The status of emerging power has turned China into an inescapable force in the world. With this award for Liu, Beijing had the chance to prolong the current situation in which all the leading powers, with the United States at the forefront, choose to minimize their demands in terms of human rights given the necessity of reaching understanding with a country considered so crucial to the shaping of the world’s future. After such a display of bad temper on the part of Beijing, maintaining the delicate balance somewhere between cynicism and realism becomes that much harder.
Among the steps it has taken in reaction to the Norwegian committee’s decision, China decided to create an alternative to the Nobel, the Confucius Peace Prize. The aim of this distinction is to reinforce the singularity of China’s attitude toward internationally accepted principles, such as the need to respect human rights and political and civil liberties.
China to award Confucius peace prize
This is yet another mistake. The reasoning behind the Confucius Prize is identical to that which is employed by other authoritarian regimes when they are denounced for human rights violations. China is therefore aligning itself with such nations.
Dealing with the situation created by China with its reaction to the Nobel for Liu Xiaobo will not be an easy task for the international community. Cynicism and realism cannot be so easily combined from now on. And in the same way that China has been forced to show its true face, so too now must all the governments which maintain an ever-more intense relationship with the emerging power.
So, does traditional diplomacy have any contemporary relevance yet?
Should we be afraid of China?
WikiLeaks reveals essentials of the ‘dirty war’ in Iraq
(1) WikiLeaks turned over all of the classified U.S. State Department cables it obtained to Le Monde in France, El Pais in Spain, The Guardian in Britain and Der Spiegel in Germany. The Guardian shared the material with The New York Times, and the five news organizations have worked together to plan the timing of their reports.

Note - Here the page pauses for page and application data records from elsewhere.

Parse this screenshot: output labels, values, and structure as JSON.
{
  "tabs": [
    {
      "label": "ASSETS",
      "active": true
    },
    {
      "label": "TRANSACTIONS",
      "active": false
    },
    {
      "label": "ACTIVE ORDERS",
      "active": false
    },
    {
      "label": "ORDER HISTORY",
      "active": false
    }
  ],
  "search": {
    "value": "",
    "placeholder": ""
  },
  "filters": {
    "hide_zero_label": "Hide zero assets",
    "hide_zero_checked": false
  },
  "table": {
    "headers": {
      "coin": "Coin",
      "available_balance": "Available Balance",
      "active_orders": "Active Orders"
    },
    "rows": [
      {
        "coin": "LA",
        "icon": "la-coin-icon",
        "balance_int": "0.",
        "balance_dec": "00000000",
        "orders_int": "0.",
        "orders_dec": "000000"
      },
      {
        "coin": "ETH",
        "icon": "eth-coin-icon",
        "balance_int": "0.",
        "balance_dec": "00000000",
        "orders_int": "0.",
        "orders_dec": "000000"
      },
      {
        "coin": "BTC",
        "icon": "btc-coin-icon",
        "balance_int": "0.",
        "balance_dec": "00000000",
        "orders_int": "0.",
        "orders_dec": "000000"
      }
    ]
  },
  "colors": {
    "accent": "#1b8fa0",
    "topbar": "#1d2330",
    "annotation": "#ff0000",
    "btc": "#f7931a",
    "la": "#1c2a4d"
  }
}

(2) The Pentagon Papers was a top-secret United States Department of Defense history of the United States’ political-military involvement in Vietnam from 1945 to 1967. The papers were first brought to the attention of the public on the front page of the New York Times in 1971. A 1996 article in the New York Times said that the Pentagon Papers “demonstrated, among other things, that the Johnson Administration had systematically lied, not only to the public but also to Congress, about a subject of transcendent national interest and significance”. In the summer of 1971, David Ellsberg, a Harvard graduate and former Marine, brought out 7,000 pages of secret notes on the war in Vietnam. The Nixon administration had no mercy with Ellsberg, spied him, harassed him, attacked him. Ellsberg won his trial in 1973. Also did The New York Times — which published excerpts of the Pentagon Papers.
New York Times Co. v. United States, 403 U.S. 713 (1971), was a United States Supreme Court per curiam decision. The ruling made it possible for the New York Times and Washington Post newspapers to publish the then-classified Pentagon Papers without risk of government censure.
President Richard Nixon had claimed executive authority to force the Times to suspend publication of classified information in its possession. The question before the court was whether the constitutional freedom of the press, guaranteed by the First Amendment, was subordinate to a claimed need of the executive branch of government to maintain the secrecy of information. The Supreme Court ruled that the First Amendment did protect the right of the New York Times’ to print the materials.